And the command-recognition [in the Augment system]. As soon as you type a few characters it recognises, it only takes one or two characters for each term in there and it knows that’s what’s happening.
B: And with command-line, you have more control.
E: Right, so what you have is a vocabulary control, because you can use real verbs and real nouns, and nouns will actually tell you what class of object you want to do something with, you want to copy a character, or copy a word, copy a whole paragraph.
B: So how does all this inform the web?
Our proposal is, let people experiment with different kinds of interface that have a common vocabulary underneath.
So you could flip into your own interface when you need it. Then let people start experimenting with much more flexible ways of doing it, experiment with functions and nouns and verbs that the more elementary or what we call pedestrian users aren’t ready for. But they all work over the same knowledge domains. So that kind of environment is what you have to do to get evolution happening. And you have to do it with open standards for documents. So, I say no proprietary ownership of the class of functions you’re going to employ.
It’s like saying, if you cook, in your household, you got a kitchen, you acquire all of it from one vendor. You then have to take what’s there and you can’t go and do this and that because it doesn’t fit. So if you buy a refrigerator, then they come out with a whole new environment and it doesn’t work anymore so you have to replace your whole kitchen. My god. Ludicrous. Evolution would be nailed down for financial advantage. No way, that’s not being done for improving human organisations.
B: No proprietary ownership? Surely an insurmountable challenge.
There are huge challenges and the scale of it is something that you have to start working on. We coined the term some time ago about a capability infrastructure as being what an augmentation system provides. And part of that capability is the capability to improve, so there’s an improvement infrastructure.
A lot of times it’s implicitly at work, people don’t recognise it. When you go to school, you’re engaging yourself in an explicit improvement process. People sometimes consciously try to improve their health etc., but then look at organisations. Now they’re being pushed more and more to improve their capability to compete. So we think let’s look at the improvement infrastructure, that capability to improve the organisation, and then strategically let’s see if we can deploy as much as possible new capabilities for learning. Let’s work inside the improvement infrastructure as soon as you can, so that means then any of the gains you make in boosting collective capability is going to improve the ability to improve. That’s why we use the term bootstrapping, the better you get at it the better you get at it.
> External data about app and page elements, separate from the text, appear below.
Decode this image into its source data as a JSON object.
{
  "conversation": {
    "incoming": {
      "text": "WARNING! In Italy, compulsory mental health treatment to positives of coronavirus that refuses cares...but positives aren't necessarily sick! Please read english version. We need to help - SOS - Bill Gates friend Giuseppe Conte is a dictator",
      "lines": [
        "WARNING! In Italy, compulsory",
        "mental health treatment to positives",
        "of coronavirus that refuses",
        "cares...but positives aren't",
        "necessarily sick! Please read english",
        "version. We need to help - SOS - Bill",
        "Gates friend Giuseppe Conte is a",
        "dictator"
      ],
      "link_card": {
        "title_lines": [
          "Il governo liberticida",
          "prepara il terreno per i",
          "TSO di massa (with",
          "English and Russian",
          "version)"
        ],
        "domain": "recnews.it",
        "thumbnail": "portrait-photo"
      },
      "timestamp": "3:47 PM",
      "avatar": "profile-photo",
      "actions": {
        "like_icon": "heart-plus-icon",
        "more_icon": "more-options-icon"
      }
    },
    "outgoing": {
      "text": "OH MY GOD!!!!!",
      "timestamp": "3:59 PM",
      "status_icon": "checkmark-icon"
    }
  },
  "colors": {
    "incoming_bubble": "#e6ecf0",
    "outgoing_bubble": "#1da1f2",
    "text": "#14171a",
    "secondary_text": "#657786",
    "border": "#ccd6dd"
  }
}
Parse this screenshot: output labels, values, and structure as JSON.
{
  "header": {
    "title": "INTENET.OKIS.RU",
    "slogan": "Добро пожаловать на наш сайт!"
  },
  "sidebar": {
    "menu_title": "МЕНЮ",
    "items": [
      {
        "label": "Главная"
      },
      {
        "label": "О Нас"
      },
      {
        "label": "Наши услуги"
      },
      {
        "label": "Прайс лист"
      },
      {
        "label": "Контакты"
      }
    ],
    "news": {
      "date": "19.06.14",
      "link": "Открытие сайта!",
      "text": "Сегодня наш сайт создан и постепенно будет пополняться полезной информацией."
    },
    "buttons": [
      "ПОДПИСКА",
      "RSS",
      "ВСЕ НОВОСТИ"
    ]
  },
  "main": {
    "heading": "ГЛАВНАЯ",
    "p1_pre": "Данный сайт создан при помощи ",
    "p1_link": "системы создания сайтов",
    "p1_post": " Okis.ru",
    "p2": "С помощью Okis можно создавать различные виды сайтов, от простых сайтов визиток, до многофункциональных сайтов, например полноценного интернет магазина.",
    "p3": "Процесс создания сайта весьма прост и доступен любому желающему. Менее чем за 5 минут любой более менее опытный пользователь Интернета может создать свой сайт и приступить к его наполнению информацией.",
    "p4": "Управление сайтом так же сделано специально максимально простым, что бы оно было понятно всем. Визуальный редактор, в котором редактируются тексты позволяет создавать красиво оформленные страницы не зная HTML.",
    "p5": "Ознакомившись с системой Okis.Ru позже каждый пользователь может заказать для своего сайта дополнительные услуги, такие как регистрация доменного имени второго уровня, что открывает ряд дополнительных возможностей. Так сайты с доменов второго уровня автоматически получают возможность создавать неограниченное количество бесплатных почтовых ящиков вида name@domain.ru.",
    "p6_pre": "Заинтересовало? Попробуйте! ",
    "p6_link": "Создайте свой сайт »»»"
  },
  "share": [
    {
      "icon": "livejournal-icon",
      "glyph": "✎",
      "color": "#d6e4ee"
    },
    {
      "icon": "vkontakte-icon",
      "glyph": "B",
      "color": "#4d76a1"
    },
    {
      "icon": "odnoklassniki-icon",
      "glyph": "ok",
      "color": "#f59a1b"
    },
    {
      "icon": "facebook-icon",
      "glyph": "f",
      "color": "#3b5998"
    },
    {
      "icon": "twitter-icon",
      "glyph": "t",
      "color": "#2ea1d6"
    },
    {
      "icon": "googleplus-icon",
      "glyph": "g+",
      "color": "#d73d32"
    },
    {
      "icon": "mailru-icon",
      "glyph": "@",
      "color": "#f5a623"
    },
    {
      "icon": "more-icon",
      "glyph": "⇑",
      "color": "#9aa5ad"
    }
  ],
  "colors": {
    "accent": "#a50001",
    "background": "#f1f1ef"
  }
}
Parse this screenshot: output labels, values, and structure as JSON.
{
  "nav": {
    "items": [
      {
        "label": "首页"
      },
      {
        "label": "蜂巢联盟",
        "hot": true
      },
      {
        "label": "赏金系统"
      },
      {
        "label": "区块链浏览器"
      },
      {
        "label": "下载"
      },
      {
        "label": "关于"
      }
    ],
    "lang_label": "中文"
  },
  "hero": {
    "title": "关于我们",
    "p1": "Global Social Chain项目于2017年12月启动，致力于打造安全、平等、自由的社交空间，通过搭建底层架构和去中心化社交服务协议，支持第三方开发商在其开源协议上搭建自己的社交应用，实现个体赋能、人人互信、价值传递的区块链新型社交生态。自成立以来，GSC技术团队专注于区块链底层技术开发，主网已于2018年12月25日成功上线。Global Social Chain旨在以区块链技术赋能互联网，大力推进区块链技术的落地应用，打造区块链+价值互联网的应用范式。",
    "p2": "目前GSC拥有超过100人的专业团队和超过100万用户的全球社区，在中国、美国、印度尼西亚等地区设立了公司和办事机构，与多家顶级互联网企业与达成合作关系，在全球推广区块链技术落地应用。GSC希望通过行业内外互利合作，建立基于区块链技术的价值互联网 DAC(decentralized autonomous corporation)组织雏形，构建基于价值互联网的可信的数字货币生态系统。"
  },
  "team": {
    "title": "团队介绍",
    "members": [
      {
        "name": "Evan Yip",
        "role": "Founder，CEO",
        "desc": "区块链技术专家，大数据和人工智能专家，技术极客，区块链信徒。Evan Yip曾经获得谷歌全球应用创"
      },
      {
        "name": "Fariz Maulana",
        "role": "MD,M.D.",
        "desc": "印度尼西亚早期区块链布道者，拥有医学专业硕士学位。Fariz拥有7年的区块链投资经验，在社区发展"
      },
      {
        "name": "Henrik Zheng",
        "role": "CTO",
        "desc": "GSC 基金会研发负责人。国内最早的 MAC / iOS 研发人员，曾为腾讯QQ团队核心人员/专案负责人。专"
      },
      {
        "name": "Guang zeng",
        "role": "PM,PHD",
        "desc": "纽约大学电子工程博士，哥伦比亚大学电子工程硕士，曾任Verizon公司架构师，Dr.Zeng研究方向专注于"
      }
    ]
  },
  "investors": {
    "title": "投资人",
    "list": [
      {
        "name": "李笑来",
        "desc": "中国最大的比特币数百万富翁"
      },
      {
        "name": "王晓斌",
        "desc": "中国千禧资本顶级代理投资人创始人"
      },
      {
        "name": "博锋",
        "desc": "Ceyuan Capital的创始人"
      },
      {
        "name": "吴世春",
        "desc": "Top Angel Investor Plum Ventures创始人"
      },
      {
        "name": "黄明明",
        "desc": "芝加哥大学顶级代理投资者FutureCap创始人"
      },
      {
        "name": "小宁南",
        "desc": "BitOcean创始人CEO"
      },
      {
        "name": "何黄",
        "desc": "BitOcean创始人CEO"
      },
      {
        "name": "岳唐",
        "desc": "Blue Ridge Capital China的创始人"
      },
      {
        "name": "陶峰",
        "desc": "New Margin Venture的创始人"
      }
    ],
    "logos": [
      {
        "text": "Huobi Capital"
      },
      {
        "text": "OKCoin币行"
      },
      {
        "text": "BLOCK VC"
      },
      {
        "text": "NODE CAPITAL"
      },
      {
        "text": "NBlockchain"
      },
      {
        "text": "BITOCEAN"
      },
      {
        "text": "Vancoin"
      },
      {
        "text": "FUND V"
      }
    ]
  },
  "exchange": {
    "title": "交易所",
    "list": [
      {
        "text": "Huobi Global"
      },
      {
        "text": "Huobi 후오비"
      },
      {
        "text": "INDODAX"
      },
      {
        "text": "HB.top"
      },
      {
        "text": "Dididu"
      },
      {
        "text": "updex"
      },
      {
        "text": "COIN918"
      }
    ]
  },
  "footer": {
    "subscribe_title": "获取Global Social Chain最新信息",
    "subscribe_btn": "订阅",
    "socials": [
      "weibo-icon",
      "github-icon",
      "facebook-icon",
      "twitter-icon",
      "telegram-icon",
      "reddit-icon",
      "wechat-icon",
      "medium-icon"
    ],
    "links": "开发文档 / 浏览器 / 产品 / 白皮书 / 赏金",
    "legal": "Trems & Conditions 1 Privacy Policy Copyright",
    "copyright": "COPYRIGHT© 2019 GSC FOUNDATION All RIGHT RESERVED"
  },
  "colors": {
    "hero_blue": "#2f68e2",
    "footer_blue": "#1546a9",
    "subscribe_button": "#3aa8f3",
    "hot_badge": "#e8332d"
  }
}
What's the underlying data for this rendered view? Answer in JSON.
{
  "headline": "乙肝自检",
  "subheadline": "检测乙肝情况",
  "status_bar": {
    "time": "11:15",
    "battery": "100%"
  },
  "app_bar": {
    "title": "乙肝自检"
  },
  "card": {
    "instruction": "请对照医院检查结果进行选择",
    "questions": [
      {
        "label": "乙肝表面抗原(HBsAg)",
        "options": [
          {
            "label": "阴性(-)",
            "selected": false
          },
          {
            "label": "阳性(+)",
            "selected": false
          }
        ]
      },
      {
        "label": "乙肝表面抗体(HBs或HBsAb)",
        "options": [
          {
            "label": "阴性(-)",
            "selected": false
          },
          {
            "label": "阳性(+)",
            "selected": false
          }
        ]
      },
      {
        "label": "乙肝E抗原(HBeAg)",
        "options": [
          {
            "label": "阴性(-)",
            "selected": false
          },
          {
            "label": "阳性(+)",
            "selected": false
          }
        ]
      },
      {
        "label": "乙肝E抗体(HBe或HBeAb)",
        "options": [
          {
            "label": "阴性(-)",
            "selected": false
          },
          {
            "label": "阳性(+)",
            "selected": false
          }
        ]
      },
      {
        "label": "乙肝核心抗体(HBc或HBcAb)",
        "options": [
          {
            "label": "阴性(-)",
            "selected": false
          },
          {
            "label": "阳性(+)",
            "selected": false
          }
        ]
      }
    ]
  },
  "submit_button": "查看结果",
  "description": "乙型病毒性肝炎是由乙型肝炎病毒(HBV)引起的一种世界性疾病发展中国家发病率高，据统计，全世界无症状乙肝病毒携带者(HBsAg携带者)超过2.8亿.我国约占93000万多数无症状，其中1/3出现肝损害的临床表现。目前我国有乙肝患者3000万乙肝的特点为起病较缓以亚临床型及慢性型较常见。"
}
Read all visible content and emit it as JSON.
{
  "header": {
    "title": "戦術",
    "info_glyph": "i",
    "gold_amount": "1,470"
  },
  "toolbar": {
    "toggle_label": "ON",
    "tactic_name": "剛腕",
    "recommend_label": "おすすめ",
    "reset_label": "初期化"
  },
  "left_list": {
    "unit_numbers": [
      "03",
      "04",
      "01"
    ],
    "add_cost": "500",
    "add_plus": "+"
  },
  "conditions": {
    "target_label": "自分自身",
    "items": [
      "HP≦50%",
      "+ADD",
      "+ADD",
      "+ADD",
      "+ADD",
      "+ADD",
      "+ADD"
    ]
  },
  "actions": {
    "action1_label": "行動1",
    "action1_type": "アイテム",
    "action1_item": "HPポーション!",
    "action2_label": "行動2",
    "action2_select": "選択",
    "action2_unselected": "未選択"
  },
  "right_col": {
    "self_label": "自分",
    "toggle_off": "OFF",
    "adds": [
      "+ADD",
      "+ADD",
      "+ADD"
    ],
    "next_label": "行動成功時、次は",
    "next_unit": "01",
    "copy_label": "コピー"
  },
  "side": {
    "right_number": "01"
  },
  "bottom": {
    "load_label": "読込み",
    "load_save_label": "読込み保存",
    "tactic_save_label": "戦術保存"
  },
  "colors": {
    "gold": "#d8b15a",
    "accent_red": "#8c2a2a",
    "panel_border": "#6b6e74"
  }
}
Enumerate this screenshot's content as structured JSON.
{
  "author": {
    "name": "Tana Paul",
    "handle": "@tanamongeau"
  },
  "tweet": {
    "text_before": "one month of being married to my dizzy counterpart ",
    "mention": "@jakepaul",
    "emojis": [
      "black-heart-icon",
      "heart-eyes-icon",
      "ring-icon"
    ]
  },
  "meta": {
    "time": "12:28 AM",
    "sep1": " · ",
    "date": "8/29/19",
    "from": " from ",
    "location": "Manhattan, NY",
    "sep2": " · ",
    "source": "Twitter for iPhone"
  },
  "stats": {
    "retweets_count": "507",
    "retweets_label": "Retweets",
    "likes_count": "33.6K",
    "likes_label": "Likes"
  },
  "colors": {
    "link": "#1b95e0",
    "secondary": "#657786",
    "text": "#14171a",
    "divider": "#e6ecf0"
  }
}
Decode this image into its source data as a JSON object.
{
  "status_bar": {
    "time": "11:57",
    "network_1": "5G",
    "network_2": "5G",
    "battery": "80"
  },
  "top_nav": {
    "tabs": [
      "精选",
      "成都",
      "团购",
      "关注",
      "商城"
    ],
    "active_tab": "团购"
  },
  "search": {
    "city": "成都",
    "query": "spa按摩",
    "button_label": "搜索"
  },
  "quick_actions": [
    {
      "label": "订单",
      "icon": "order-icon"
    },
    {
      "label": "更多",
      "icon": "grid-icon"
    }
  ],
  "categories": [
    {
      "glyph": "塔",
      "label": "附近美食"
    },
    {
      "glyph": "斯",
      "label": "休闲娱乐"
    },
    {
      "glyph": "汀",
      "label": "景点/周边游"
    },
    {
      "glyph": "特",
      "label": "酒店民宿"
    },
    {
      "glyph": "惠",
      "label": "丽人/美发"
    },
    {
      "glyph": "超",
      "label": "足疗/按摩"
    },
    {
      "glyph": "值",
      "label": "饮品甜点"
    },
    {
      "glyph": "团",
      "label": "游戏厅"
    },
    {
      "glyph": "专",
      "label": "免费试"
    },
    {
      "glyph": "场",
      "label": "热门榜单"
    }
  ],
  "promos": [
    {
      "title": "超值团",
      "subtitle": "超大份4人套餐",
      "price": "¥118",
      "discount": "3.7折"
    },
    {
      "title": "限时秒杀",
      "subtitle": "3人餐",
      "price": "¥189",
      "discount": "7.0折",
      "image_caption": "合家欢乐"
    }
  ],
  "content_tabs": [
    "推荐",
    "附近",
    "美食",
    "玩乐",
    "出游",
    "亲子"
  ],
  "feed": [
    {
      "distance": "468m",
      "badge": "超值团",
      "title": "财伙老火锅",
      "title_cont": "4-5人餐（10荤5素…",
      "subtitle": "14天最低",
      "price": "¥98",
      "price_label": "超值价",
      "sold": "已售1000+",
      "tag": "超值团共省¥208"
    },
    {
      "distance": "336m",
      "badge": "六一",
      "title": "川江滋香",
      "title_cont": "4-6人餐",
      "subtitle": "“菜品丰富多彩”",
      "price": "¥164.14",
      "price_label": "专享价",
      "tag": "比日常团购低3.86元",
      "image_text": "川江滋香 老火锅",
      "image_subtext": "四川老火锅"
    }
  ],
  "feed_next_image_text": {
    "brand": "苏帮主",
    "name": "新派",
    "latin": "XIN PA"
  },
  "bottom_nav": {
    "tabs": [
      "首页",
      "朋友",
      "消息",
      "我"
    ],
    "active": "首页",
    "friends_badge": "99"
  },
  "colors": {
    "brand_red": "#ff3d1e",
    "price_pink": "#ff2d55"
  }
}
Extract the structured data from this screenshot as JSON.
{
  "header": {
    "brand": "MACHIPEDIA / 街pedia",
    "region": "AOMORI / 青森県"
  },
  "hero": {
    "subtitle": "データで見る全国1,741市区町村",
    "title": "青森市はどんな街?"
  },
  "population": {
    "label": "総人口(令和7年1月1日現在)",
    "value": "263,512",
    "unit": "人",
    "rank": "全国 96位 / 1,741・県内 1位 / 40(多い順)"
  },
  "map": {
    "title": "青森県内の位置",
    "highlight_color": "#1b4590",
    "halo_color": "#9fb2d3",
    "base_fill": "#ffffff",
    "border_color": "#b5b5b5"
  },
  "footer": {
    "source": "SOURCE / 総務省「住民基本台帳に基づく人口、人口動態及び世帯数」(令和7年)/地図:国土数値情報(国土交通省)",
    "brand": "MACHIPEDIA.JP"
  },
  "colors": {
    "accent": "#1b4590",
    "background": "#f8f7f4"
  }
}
We’re trying to tell the world that an improvement infrastructure is something every organism has, every organisation has, every society has. So people need to start thinking about this on a national scale. Every nation needs to think about an improvement infrastructure, trying to augment it as much as possible, and then, since countries have to do things together, we need to have a global sense of that. So that’s the challenge.
B: So, as part of this, you stand in opposition to the “dumbing down” of hypermedia.
E: Right. Someone can get on a tricycle and move around, or they can ride a bicycle and have more options. Eventually everybody who has any education at all is going to aim to be the highest augmentation. So you’re never going to find out if everyone assumed*
The words which killed me, which exiled me were:
Easy to learn, natural to use.
So everybody is supposed to ride tricycles because they’re easy to learn, natural to use. But the world shouldn’t live on tricycles, past the age of six. That’s the best analogy I can give to the world* do you want to be locked into tricycles because they’re easy to learn?